#### [RECORDS SHOWN]
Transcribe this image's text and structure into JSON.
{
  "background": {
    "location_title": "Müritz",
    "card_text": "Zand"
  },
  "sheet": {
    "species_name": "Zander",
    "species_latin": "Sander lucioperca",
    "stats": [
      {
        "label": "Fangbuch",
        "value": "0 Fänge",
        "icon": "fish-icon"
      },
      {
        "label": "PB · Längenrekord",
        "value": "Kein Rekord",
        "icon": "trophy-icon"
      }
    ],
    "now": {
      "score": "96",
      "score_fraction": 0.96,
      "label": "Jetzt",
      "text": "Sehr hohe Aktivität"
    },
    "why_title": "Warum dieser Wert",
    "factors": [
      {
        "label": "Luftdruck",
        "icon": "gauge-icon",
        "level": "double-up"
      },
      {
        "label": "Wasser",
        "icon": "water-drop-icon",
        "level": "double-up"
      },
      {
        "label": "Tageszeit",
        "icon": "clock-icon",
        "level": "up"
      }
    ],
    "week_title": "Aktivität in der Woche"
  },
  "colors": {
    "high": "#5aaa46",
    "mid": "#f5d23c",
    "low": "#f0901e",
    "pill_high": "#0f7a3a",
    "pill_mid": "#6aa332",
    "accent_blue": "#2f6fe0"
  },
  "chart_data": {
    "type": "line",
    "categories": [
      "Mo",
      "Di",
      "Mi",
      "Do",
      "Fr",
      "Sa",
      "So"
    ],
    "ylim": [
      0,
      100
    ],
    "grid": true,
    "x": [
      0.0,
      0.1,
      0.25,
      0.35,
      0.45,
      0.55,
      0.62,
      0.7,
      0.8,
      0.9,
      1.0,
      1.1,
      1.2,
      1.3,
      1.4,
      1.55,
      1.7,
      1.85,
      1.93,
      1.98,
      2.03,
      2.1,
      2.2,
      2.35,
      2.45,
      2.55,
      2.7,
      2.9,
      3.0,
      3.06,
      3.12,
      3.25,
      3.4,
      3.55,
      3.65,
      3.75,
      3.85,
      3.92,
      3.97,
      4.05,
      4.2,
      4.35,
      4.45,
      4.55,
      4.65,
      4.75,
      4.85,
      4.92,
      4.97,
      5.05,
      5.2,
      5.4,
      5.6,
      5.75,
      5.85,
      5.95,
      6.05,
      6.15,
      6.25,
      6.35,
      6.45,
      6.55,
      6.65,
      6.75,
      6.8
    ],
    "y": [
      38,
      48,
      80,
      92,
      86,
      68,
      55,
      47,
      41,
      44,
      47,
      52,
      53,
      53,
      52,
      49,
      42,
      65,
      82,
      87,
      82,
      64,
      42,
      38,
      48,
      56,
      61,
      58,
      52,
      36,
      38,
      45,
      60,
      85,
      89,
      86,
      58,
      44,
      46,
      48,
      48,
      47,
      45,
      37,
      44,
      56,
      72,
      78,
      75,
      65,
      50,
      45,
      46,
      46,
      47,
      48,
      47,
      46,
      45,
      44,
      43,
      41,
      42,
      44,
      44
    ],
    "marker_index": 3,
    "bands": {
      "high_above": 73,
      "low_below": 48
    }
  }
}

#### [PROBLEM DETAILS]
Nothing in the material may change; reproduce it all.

#### [YOUR SOLUTION]
Transcribe this image's text and structure into JSON.
{
  "background": {
    "location_title": "Müritz",
    "card_text": "Zand"
  },
  "sheet": {
    "species_name": "Zander",
    "species_latin": "Sander lucioperca",
    "stats": [
      {
        "label": "Fangbuch",
        "value": "0 Fänge",
        "icon": "fish-icon"
      },
      {
        "label": "PB · Längenrekord",
        "value": "Kein Rekord",
        "icon": "trophy-icon"
      }
    ],
    "now": {
      "score": "96",
      "score_fraction": 0.96,
      "label": "Jetzt",
      "text": "Sehr hohe Aktivität"
    },
    "why_title": "Warum dieser Wert",
    "factors": [
      {
        "label": "Luftdruck",
        "icon": "gauge-icon",
        "level": "double-up"
      },
      {
        "label": "Wasser",
        "icon": "water-drop-icon",
        "level": "double-up"
      },
      {
        "label": "Tageszeit",
        "icon": "clock-icon",
        "level": "up"
      }
    ],
    "week_title": "Aktivität in der Woche"
  },
  "colors": {
    "high": "#5aaa46",
    "mid": "#f5d23c",
    "low": "#f0901e",
    "pill_high": "#0f7a3a",
    "pill_mid": "#6aa332",
    "accent_blue": "#2f6fe0"
  },
  "chart_data": {
    "type": "line",
    "categories": [
      "Mo",
      "Di",
      "Mi",
      "Do",
      "Fr",
      "Sa",
      "So"
    ],
    "ylim": [
      0,
      100
    ],
    "grid": true,
    "x": [
      0.0,
      0.1,
      0.25,
      0.35,
      0.45,
      0.55,
      0.62,
      0.7,
      0.8,
      0.9,
      1.0,
      1.1,
      1.2,
      1.3,
      1.4,
      1.55,
      1.7,
      1.85,
      1.93,
      1.98,
      2.03,
      2.1,
      2.2,
      2.35,
      2.45,
      2.55,
      2.7,
      2.9,
      3.0,
      3.06,
      3.12,
      3.25,
      3.4,
      3.55,
      3.65,
      3.75,
      3.85,
      3.92,
      3.97,
      4.05,
      4.2,
      4.35,
      4.45,
      4.55,
      4.65,
      4.75,
      4.85,
      4.92,
      4.97,
      5.05,
      5.2,
      5.4,
      5.6,
      5.75,
      5.85,
      5.95,
      6.05,
      6.15,
      6.25,
      6.35,
      6.45,
      6.55,
      6.65,
      6.75,
      6.8
    ],
    "y": [
      38,
      48,
      80,
      92,
      86,
      68,
      55,
      47,
      41,
      44,
      47,
      52,
      53,
      53,
      52,
      49,
      42,
      65,
      82,
      87,
      82,
      64,
      42,
      38,
      48,
      56,
      61,
      58,
      52,
      36,
      38,
      45,
      60,
      85,
      89,
      86,
      58,
      44,
      46,
      48,
      48,
      47,
      45,
      37,
      44,
      56,
      72,
      78,
      75,
      65,
      50,
      45,
      46,
      46,
      47,
      48,
      47,
      46,
      45,
      44,
      43,
      41,
      42,
      44,
      44
    ],
    "marker_index": 3,
    "bands": {
      "high_above": 73,
      "low_below": 48
    }
  }
}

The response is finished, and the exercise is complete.